The reason she took the photo was the same reason that, last Tuesday in the Science Museum, two Chinese tourists asked me to have a picture taken with them - because "I look like Sherlock Holmes". It's quite amusing, really. I can certainly see the resemblance in certain shots of me and of Benedict Cumberbatch that we look similar. The surreptitious shot posted to Facebook is shown above, with a picture of young Mr Cumberbatch for comparison. Perhaps I ought to make more of this. Maybe I should watch an episode of his Sherlock Holmes and copy his mannerisms. Perhaps I can even give my talk tomorrow in the style of a Holmesian investigation. Or maybe I just need to befriend a Martin Freeman lookalike and start hanging around with him. Anyway. Much hilarity ensued as a result of the exchange, and I am now Facebook friends with the photo-taker. In fact, it seems I had to be to see the picture; I received no notification and she had no need to worry.
Well, as for the conference itself. Yesterday and today featured a selection of talks of various natures which stirred various things in me. The one that always happens in conferences is that of a reinvigoration of interest in nuclear physics in general. I find it quite easy to get a bit jaded in my research, and to let other aspects of university life feed the feeling of jadedness, but a few conference talks that make me think "I can answer that question" or "this is what I need to do next" usually give me a kick to both talk to other researchers to collaborate on problems, and to go away and do some calculations that might prove useful to the community. You may correctly point out that I'm in fact writing a blog post instead.
Aside from the spur in research ideas, it's also nice to meet up with old friends. I saw that one such for me, Sait Umar from Vanderbilt University, was supposed to be attending and was disappointed that I didn't see him on the first day. Fortunately he did come, and I bumped into him and his wife in the poster session. That meant I ended up not looking at as many posters as I might have, but I still managed to look round quite a few. Being accepted for a poster at a conference, rather than a talk, is generally considered a bad outcome, but really, a 12 minute talk in a 9-way parallel session (as in my case) is not necessarily better than a poster in a 2h long poster session in which an approximately infinite supply of free prosecco is provided. I wandered around the posters chatting to quite a few people, and generally enjoyed learning about the broad range of things that are going on in nuclear physics. I particularly enjoyed talking to a postdoc in Brussels working on the nuclear input to neutron star properties. After we talked, realising that we have a lot research-wise in common, we discussed being in touch. I said that I'd be able to remember her by thinking of Les Miserables - her surname is Fantina. She laughed uneasily. I am reading the book at the moment, on the suggestion of Matt Kelly, and am enjoying it very much. I rather think - being 100 pages in - that I have not learnt yet what happens to Fantine.

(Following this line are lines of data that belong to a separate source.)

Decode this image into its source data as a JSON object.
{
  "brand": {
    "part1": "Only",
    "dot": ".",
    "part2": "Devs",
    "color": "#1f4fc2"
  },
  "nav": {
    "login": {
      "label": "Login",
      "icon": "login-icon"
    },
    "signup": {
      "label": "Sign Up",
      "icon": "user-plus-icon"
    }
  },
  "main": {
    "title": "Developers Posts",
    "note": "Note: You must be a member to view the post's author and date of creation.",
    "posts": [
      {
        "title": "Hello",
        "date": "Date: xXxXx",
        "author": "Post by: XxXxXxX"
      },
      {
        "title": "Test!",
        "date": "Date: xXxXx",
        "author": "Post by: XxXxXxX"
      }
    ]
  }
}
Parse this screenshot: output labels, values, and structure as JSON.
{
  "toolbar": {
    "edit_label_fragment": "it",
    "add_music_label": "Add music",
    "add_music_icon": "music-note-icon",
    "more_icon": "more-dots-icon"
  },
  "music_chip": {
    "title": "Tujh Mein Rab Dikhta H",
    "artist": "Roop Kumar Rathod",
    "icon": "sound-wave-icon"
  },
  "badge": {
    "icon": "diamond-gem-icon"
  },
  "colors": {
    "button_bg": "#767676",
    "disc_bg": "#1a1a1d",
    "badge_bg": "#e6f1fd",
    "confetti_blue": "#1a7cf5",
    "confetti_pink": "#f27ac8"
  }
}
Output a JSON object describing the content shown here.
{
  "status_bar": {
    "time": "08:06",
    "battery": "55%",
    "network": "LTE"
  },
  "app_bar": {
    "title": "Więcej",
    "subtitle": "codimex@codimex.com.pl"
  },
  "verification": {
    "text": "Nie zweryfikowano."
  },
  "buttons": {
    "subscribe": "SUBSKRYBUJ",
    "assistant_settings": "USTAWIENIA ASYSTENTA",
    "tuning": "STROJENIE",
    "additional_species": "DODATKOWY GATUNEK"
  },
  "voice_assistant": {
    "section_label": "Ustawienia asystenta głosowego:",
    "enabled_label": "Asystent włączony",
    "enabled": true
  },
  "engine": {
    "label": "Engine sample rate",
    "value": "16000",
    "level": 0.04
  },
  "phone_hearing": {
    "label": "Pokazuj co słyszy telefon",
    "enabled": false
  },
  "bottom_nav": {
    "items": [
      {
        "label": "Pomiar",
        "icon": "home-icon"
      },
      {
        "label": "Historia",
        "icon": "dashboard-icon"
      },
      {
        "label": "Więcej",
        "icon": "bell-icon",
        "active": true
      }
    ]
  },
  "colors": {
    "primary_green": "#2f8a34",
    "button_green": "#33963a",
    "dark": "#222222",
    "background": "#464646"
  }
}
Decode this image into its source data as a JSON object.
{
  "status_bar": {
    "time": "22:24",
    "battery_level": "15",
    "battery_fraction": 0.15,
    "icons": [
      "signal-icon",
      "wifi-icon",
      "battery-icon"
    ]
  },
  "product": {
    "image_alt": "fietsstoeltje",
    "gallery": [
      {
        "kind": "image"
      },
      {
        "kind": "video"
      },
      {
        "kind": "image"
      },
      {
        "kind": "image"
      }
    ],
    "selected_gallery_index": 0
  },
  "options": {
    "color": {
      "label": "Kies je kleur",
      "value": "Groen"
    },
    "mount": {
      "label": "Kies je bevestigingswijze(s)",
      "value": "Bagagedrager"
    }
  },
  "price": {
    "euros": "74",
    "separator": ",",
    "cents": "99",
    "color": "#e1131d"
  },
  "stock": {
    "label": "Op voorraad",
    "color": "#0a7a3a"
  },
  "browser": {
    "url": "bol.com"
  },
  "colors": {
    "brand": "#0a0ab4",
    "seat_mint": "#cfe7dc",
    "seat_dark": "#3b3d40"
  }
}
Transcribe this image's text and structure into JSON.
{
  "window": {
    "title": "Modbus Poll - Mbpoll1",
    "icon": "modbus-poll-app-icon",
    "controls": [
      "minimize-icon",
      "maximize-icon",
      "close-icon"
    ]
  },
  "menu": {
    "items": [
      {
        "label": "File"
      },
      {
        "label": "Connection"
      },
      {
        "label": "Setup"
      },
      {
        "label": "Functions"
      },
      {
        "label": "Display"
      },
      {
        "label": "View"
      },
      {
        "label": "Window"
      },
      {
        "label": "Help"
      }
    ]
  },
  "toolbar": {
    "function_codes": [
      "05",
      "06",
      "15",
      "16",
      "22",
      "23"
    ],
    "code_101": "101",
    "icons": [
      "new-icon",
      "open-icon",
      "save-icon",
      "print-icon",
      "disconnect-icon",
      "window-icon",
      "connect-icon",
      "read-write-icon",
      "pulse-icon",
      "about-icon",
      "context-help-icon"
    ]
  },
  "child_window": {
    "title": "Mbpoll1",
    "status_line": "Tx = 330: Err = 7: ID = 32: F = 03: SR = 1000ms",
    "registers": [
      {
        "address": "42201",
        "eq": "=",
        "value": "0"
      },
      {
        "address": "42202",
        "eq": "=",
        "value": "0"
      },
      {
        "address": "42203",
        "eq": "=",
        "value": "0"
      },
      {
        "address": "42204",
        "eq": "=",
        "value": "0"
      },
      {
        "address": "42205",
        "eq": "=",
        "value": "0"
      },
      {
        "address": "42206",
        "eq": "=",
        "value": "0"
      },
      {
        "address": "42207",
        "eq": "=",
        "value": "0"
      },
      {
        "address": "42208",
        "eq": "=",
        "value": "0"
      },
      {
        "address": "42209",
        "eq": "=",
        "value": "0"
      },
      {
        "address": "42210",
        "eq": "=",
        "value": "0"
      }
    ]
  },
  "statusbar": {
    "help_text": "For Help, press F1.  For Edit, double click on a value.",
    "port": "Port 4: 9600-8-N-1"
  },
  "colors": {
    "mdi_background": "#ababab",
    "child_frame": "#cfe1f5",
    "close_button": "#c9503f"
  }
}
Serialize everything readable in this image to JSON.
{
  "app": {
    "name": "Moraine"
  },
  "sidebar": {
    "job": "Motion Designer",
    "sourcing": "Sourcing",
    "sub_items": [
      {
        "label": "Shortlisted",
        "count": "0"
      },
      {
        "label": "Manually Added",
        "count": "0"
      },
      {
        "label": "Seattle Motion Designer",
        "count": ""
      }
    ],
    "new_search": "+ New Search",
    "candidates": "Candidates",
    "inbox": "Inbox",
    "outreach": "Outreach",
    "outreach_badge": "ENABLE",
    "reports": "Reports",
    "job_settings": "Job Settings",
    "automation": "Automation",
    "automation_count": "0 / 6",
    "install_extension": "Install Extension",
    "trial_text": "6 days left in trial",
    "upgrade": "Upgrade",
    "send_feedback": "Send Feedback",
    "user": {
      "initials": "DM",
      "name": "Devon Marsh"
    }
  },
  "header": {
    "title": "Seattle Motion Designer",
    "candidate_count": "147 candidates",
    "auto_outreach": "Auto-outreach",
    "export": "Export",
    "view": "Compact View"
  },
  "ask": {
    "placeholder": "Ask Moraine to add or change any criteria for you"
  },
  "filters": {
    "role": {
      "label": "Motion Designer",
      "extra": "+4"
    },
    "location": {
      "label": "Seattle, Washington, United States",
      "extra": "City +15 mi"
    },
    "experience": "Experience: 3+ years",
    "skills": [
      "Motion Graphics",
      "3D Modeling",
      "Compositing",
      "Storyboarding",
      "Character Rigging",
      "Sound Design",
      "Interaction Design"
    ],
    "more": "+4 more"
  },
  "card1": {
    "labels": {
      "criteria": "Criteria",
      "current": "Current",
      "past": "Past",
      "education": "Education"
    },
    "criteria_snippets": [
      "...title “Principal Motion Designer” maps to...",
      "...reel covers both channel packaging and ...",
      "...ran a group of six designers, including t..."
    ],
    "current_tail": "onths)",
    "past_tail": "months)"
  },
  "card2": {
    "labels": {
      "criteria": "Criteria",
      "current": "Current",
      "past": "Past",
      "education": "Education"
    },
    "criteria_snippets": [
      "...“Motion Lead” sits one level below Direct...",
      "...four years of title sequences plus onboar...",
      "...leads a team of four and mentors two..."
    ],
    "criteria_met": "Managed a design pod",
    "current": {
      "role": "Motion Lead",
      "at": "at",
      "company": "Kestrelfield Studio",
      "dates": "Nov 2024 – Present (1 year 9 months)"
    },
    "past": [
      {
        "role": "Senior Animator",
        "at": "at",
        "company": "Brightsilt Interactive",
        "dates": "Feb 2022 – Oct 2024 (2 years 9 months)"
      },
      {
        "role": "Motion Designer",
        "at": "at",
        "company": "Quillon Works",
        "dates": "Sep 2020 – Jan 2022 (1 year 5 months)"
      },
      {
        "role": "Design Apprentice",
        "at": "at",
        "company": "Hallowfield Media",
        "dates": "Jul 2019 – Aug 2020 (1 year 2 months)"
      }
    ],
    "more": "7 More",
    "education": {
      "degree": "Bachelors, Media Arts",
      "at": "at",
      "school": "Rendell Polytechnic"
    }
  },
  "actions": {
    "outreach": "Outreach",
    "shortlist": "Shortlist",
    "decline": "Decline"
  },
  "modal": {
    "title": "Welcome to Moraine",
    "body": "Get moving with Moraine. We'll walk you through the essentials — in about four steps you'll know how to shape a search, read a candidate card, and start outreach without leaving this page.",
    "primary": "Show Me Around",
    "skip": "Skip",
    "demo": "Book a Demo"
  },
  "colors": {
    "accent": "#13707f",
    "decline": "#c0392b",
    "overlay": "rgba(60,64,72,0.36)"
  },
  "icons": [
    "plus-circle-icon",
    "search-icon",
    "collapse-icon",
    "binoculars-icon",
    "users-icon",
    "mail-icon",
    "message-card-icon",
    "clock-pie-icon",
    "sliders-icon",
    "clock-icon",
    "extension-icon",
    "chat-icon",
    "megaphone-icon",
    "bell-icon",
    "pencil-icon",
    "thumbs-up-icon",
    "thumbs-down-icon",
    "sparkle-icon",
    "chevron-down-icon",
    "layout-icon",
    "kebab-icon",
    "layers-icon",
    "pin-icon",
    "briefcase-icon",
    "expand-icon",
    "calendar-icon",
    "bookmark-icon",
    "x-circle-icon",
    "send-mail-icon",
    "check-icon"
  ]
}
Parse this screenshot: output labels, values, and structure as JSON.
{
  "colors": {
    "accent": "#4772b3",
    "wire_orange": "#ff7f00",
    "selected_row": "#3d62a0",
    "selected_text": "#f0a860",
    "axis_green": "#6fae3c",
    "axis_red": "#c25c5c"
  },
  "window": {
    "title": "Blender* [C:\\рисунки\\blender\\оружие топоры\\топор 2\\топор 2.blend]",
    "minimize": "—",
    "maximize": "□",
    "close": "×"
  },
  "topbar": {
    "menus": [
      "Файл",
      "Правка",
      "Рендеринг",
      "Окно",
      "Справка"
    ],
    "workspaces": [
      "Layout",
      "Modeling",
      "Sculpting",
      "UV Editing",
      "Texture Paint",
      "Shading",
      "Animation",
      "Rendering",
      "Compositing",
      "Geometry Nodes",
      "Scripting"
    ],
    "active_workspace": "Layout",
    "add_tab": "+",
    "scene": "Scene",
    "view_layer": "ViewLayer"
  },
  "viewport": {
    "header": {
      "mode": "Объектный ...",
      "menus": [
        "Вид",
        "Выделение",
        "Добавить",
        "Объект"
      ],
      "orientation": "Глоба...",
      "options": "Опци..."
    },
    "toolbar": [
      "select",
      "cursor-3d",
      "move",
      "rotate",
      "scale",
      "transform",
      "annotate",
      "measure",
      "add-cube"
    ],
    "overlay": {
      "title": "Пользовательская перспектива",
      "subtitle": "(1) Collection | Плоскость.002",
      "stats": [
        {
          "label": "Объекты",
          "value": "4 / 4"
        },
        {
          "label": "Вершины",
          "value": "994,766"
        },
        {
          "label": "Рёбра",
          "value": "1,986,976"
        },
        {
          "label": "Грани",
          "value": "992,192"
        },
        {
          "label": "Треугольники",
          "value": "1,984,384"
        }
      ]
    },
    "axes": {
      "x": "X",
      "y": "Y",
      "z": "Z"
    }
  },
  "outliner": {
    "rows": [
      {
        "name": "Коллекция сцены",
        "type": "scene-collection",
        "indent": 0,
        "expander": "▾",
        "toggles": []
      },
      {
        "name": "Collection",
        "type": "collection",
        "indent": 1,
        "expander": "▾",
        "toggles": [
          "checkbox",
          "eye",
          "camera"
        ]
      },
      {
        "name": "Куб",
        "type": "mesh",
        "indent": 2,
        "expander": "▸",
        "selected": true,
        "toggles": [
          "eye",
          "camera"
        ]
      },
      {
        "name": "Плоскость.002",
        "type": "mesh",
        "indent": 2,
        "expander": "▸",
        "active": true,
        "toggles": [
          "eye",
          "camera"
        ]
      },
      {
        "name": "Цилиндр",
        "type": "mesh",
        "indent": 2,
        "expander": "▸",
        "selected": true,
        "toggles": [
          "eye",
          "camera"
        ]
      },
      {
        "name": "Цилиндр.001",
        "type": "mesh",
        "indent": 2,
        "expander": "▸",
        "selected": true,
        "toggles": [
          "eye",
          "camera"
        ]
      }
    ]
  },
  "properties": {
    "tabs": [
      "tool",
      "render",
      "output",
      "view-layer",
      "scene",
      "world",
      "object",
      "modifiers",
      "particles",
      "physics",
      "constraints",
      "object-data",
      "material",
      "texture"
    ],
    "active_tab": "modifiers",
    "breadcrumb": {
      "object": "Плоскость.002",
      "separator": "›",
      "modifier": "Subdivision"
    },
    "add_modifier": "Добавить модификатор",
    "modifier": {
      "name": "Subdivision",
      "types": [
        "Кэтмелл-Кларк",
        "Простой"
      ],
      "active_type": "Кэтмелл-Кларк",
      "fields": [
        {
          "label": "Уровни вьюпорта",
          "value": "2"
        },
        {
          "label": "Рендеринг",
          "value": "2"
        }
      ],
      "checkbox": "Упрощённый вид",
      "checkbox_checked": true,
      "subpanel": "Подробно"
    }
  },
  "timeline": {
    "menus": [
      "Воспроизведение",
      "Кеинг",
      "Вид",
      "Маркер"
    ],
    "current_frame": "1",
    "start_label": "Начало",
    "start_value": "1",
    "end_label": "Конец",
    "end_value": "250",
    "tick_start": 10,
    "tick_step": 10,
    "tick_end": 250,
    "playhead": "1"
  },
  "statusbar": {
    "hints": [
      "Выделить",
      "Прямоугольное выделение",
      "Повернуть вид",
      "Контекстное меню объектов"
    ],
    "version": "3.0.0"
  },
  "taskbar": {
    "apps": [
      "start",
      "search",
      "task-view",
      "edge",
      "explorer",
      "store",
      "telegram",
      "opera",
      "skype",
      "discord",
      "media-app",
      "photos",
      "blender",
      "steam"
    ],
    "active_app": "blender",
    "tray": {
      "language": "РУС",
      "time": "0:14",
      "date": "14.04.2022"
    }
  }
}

That takes me to the end of yesterday. A post for today may follow, but I should see if I can find anyone to have dinner with, being that I'm back at my hotel with no plans to meet up with conference attendees. I suspect general wandering around will fix this. Ciao!